**Prompt**:
Your response should match the records line for line.

Element data from apps and pages
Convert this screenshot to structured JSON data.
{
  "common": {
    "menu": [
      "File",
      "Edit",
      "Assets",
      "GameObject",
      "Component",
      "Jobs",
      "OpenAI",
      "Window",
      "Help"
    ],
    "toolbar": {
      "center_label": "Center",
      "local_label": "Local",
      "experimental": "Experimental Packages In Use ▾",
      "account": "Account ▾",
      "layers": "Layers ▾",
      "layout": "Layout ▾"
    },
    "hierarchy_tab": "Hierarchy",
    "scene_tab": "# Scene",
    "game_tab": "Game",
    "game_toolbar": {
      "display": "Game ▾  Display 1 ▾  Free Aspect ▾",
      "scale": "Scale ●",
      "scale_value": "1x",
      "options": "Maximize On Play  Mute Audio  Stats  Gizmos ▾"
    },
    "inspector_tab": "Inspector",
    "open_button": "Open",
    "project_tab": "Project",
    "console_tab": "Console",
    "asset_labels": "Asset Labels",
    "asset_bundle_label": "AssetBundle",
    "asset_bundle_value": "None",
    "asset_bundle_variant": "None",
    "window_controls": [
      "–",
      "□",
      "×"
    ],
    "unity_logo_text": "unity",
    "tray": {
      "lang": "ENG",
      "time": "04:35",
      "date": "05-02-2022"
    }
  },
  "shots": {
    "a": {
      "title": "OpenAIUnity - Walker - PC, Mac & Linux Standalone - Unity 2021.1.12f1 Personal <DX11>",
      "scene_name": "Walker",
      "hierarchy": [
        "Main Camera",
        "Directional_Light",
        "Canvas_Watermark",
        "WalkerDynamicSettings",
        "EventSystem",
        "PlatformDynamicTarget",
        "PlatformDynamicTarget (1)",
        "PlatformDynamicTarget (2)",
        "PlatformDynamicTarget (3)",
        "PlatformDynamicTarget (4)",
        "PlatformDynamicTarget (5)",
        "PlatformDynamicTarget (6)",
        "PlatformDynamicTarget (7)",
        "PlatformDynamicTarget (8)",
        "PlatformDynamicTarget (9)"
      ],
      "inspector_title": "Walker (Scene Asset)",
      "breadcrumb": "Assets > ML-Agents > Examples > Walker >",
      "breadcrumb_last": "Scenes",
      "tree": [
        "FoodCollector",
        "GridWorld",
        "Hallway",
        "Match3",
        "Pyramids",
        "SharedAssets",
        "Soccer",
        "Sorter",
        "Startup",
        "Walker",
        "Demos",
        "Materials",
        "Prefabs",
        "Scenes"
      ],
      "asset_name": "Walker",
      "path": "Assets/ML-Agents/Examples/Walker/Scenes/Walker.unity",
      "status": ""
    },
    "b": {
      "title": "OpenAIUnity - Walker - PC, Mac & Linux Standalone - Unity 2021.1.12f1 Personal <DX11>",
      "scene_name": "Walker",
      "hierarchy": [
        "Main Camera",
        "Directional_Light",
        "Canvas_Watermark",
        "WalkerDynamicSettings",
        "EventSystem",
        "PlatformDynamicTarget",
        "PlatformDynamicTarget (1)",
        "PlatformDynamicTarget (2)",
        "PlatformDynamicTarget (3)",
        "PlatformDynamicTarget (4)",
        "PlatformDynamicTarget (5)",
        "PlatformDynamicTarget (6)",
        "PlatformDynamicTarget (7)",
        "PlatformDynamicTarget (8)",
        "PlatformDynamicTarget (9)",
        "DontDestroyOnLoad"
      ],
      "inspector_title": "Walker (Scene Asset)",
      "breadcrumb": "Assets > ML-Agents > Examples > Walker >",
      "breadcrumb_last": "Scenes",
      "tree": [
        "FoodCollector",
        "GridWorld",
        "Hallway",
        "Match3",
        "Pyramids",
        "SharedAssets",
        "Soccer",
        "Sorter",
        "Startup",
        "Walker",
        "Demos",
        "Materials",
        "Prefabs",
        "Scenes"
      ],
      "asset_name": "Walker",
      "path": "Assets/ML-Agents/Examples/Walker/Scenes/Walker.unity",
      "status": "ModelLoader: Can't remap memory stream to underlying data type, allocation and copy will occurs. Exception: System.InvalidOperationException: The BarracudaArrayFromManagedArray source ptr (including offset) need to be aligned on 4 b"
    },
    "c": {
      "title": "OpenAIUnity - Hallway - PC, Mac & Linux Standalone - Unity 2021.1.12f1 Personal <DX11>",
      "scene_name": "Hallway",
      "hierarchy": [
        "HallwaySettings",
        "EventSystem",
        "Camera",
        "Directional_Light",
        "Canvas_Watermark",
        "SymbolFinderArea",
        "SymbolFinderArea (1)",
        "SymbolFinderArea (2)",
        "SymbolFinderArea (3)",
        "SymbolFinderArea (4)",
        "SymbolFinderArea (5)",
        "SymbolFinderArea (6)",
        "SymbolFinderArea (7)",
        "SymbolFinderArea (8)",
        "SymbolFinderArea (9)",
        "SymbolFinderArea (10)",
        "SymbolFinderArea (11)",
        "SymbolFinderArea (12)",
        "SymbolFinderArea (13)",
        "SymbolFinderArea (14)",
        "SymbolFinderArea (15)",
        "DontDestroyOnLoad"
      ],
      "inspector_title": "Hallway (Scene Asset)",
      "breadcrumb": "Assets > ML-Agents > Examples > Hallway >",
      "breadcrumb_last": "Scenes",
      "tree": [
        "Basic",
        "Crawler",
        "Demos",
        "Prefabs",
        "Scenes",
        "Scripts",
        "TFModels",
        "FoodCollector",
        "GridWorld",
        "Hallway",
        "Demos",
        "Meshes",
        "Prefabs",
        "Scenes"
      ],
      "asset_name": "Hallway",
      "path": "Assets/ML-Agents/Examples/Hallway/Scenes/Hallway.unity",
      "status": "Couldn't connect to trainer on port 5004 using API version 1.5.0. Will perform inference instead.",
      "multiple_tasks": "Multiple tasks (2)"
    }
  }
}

**Response for this exercise**:
Convert this screenshot to structured JSON data.
{
  "common": {
    "menu": [
      "File",
      "Edit",
      "Assets",
      "GameObject",
      "Component",
      "Jobs",
      "OpenAI",
      "Window",
      "Help"
    ],
    "toolbar": {
      "center_label": "Center",
      "local_label": "Local",
      "experimental": "Experimental Packages In Use ▾",
      "account": "Account ▾",
      "layers": "Layers ▾",
      "layout": "Layout ▾"
    },
    "hierarchy_tab": "Hierarchy",
    "scene_tab": "# Scene",
    "game_tab": "Game",
    "game_toolbar": {
      "display": "Game ▾  Display 1 ▾  Free Aspect ▾",
      "scale": "Scale ●",
      "scale_value": "1x",
      "options": "Maximize On Play  Mute Audio  Stats  Gizmos ▾"
    },
    "inspector_tab": "Inspector",
    "open_button": "Open",
    "project_tab": "Project",
    "console_tab": "Console",
    "asset_labels": "Asset Labels",
    "asset_bundle_label": "AssetBundle",
    "asset_bundle_value": "None",
    "asset_bundle_variant": "None",
    "window_controls": [
      "–",
      "□",
      "×"
    ],
    "unity_logo_text": "unity",
    "tray": {
      "lang": "ENG",
      "time": "04:35",
      "date": "05-02-2022"
    }
  },
  "shots": {
    "a": {
      "title": "OpenAIUnity - Walker - PC, Mac & Linux Standalone - Unity 2021.1.12f1 Personal <DX11>",
      "scene_name": "Walker",
      "hierarchy": [
        "Main Camera",
        "Directional_Light",
        "Canvas_Watermark",
        "WalkerDynamicSettings",
        "EventSystem",
        "PlatformDynamicTarget",
        "PlatformDynamicTarget (1)",
        "PlatformDynamicTarget (2)",
        "PlatformDynamicTarget (3)",
        "PlatformDynamicTarget (4)",
        "PlatformDynamicTarget (5)",
        "PlatformDynamicTarget (6)",
        "PlatformDynamicTarget (7)",
        "PlatformDynamicTarget (8)",
        "PlatformDynamicTarget (9)"
      ],
      "inspector_title": "Walker (Scene Asset)",
      "breadcrumb": "Assets > ML-Agents > Examples > Walker >",
      "breadcrumb_last": "Scenes",
      "tree": [
        "FoodCollector",
        "GridWorld",
        "Hallway",
        "Match3",
        "Pyramids",
        "SharedAssets",
        "Soccer",
        "Sorter",
        "Startup",
        "Walker",
        "Demos",
        "Materials",
        "Prefabs",
        "Scenes"
      ],
      "asset_name": "Walker",
      "path": "Assets/ML-Agents/Examples/Walker/Scenes/Walker.unity",
      "status": ""
    },
    "b": {
      "title": "OpenAIUnity - Walker - PC, Mac & Linux Standalone - Unity 2021.1.12f1 Personal <DX11>",
      "scene_name": "Walker",
      "hierarchy": [
        "Main Camera",
        "Directional_Light",
        "Canvas_Watermark",
        "WalkerDynamicSettings",
        "EventSystem",
        "PlatformDynamicTarget",
        "PlatformDynamicTarget (1)",
        "PlatformDynamicTarget (2)",
        "PlatformDynamicTarget (3)",
        "PlatformDynamicTarget (4)",
        "PlatformDynamicTarget (5)",
        "PlatformDynamicTarget (6)",
        "PlatformDynamicTarget (7)",
        "PlatformDynamicTarget (8)",
        "PlatformDynamicTarget (9)",
        "DontDestroyOnLoad"
      ],
      "inspector_title": "Walker (Scene Asset)",
      "breadcrumb": "Assets > ML-Agents > Examples > Walker >",
      "breadcrumb_last": "Scenes",
      "tree": [
        "FoodCollector",
        "GridWorld",
        "Hallway",
        "Match3",
        "Pyramids",
        "SharedAssets",
        "Soccer",
        "Sorter",
        "Startup",
        "Walker",
        "Demos",
        "Materials",
        "Prefabs",
        "Scenes"
      ],
      "asset_name": "Walker",
      "path": "Assets/ML-Agents/Examples/Walker/Scenes/Walker.unity",
      "status": "ModelLoader: Can't remap memory stream to underlying data type, allocation and copy will occurs. Exception: System.InvalidOperationException: The BarracudaArrayFromManagedArray source ptr (including offset) need to be aligned on 4 b"
    },
    "c": {
      "title": "OpenAIUnity - Hallway - PC, Mac & Linux Standalone - Unity 2021.1.12f1 Personal <DX11>",
      "scene_name": "Hallway",
      "hierarchy": [
        "HallwaySettings",
        "EventSystem",
        "Camera",
        "Directional_Light",
        "Canvas_Watermark",
        "SymbolFinderArea",
        "SymbolFinderArea (1)",
        "SymbolFinderArea (2)",
        "SymbolFinderArea (3)",
        "SymbolFinderArea (4)",
        "SymbolFinderArea (5)",
        "SymbolFinderArea (6)",
        "SymbolFinderArea (7)",
        "SymbolFinderArea (8)",
        "SymbolFinderArea (9)",
        "SymbolFinderArea (10)",
        "SymbolFinderArea (11)",
        "SymbolFinderArea (12)",
        "SymbolFinderArea (13)",
        "SymbolFinderArea (14)",
        "SymbolFinderArea (15)",
        "DontDestroyOnLoad"
      ],
      "inspector_title": "Hallway (Scene Asset)",
      "breadcrumb": "Assets > ML-Agents > Examples > Hallway >",
      "breadcrumb_last": "Scenes",
      "tree": [
        "Basic",
        "Crawler",
        "Demos",
        "Prefabs",
        "Scenes",
        "Scripts",
        "TFModels",
        "FoodCollector",
        "GridWorld",
        "Hallway",
        "Demos",
        "Meshes",
        "Prefabs",
        "Scenes"
      ],
      "asset_name": "Hallway",
      "path": "Assets/ML-Agents/Examples/Hallway/Scenes/Hallway.unity",
      "status": "Couldn't connect to trainer on port 5004 using API version 1.5.0. Will perform inference instead.",
      "multiple_tasks": "Multiple tasks (2)"
    }
  }
}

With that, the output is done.